=== Provided material ===
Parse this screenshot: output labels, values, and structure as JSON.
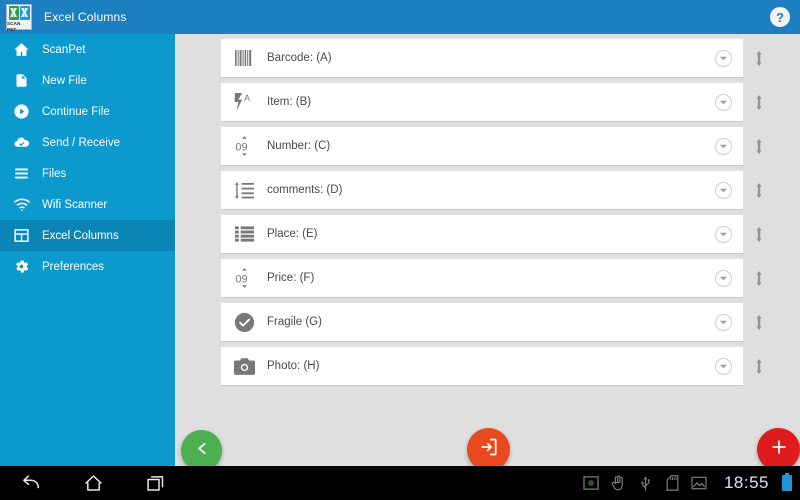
{
  "titlebar": {
    "app_name": "Excel Columns",
    "icon_caption": "SCAN PET",
    "help_label": "?",
    "icon_name": "scanpet-app-icon",
    "accent": "#1C7FBF"
  },
  "sidebar": {
    "background": "#0B99CE",
    "selected_background": "#0A85B5",
    "items": [
      {
        "label": "ScanPet",
        "icon": "home-icon",
        "selected": false
      },
      {
        "label": "New File",
        "icon": "document-icon",
        "selected": false
      },
      {
        "label": "Continue File",
        "icon": "play-circle-icon",
        "selected": false
      },
      {
        "label": "Send / Receive",
        "icon": "cloud-check-icon",
        "selected": false
      },
      {
        "label": "Files",
        "icon": "list-icon",
        "selected": false
      },
      {
        "label": "Wifi Scanner",
        "icon": "wifi-icon",
        "selected": false
      },
      {
        "label": "Excel Columns",
        "icon": "grid-table-icon",
        "selected": true
      },
      {
        "label": "Preferences",
        "icon": "gear-icon",
        "selected": false
      }
    ]
  },
  "content": {
    "background": "#DFDFDF",
    "rows": [
      {
        "label": "Barcode: (A)",
        "icon": "barcode-icon"
      },
      {
        "label": "Item: (B)",
        "icon": "text-auto-icon"
      },
      {
        "label": "Number: (C)",
        "icon": "number-stepper-icon"
      },
      {
        "label": "comments: (D)",
        "icon": "line-spacing-icon"
      },
      {
        "label": "Place: (E)",
        "icon": "list-rows-icon"
      },
      {
        "label": "Price: (F)",
        "icon": "number-stepper-icon"
      },
      {
        "label": "Fragile (G)",
        "icon": "check-circle-icon"
      },
      {
        "label": "Photo: (H)",
        "icon": "camera-icon"
      }
    ],
    "row_expand_icon": "chevron-down-icon",
    "row_drag_icon": "reorder-handle-icon"
  },
  "actions": {
    "back": {
      "name": "back-button",
      "icon": "arrow-left-icon",
      "color": "#4CAF50"
    },
    "exit": {
      "name": "exit-button",
      "icon": "exit-door-icon",
      "color": "#E8491D"
    },
    "add": {
      "name": "add-button",
      "icon": "plus-icon",
      "color": "#E01B1B"
    }
  },
  "system_bar": {
    "nav": [
      {
        "label": "Back",
        "icon": "nav-back-icon"
      },
      {
        "label": "Home",
        "icon": "nav-home-icon"
      },
      {
        "label": "Recents",
        "icon": "nav-recents-icon"
      }
    ],
    "status_icons": [
      "screenshot-icon",
      "gesture-hand-icon",
      "usb-icon",
      "sd-card-icon",
      "image-icon"
    ],
    "clock": "18:55",
    "battery_icon": "battery-icon"
  }
}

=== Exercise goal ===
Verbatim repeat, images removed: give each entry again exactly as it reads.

=== Result for this task ===
Parse this screenshot: output labels, values, and structure as JSON.
{
  "titlebar": {
    "app_name": "Excel Columns",
    "icon_caption": "SCAN PET",
    "help_label": "?",
    "icon_name": "scanpet-app-icon",
    "accent": "#1C7FBF"
  },
  "sidebar": {
    "background": "#0B99CE",
    "selected_background": "#0A85B5",
    "items": [
      {
        "label": "ScanPet",
        "icon": "home-icon",
        "selected": false
      },
      {
        "label": "New File",
        "icon": "document-icon",
        "selected": false
      },
      {
        "label": "Continue File",
        "icon": "play-circle-icon",
        "selected": false
      },
      {
        "label": "Send / Receive",
        "icon": "cloud-check-icon",
        "selected": false
      },
      {
        "label": "Files",
        "icon": "list-icon",
        "selected": false
      },
      {
        "label": "Wifi Scanner",
        "icon": "wifi-icon",
        "selected": false
      },
      {
        "label": "Excel Columns",
        "icon": "grid-table-icon",
        "selected": true
      },
      {
        "label": "Preferences",
        "icon": "gear-icon",
        "selected": false
      }
    ]
  },
  "content": {
    "background": "#DFDFDF",
    "rows": [
      {
        "label": "Barcode: (A)",
        "icon": "barcode-icon"
      },
      {
        "label": "Item: (B)",
        "icon": "text-auto-icon"
      },
      {
        "label": "Number: (C)",
        "icon": "number-stepper-icon"
      },
      {
        "label": "comments: (D)",
        "icon": "line-spacing-icon"
      },
      {
        "label": "Place: (E)",
        "icon": "list-rows-icon"
      },
      {
        "label": "Price: (F)",
        "icon": "number-stepper-icon"
      },
      {
        "label": "Fragile (G)",
        "icon": "check-circle-icon"
      },
      {
        "label": "Photo: (H)",
        "icon": "camera-icon"
      }
    ],
    "row_expand_icon": "chevron-down-icon",
    "row_drag_icon": "reorder-handle-icon"
  },
  "actions": {
    "back": {
      "name": "back-button",
      "icon": "arrow-left-icon",
      "color": "#4CAF50"
    },
    "exit": {
      "name": "exit-button",
      "icon": "exit-door-icon",
      "color": "#E8491D"
    },
    "add": {
      "name": "add-button",
      "icon": "plus-icon",
      "color": "#E01B1B"
    }
  },
  "system_bar": {
    "nav": [
      {
        "label": "Back",
        "icon": "nav-back-icon"
      },
      {
        "label": "Home",
        "icon": "nav-home-icon"
      },
      {
        "label": "Recents",
        "icon": "nav-recents-icon"
      }
    ],
    "status_icons": [
      "screenshot-icon",
      "gesture-hand-icon",
      "usb-icon",
      "sd-card-icon",
      "image-icon"
    ],
    "clock": "18:55",
    "battery_icon": "battery-icon"
  }
}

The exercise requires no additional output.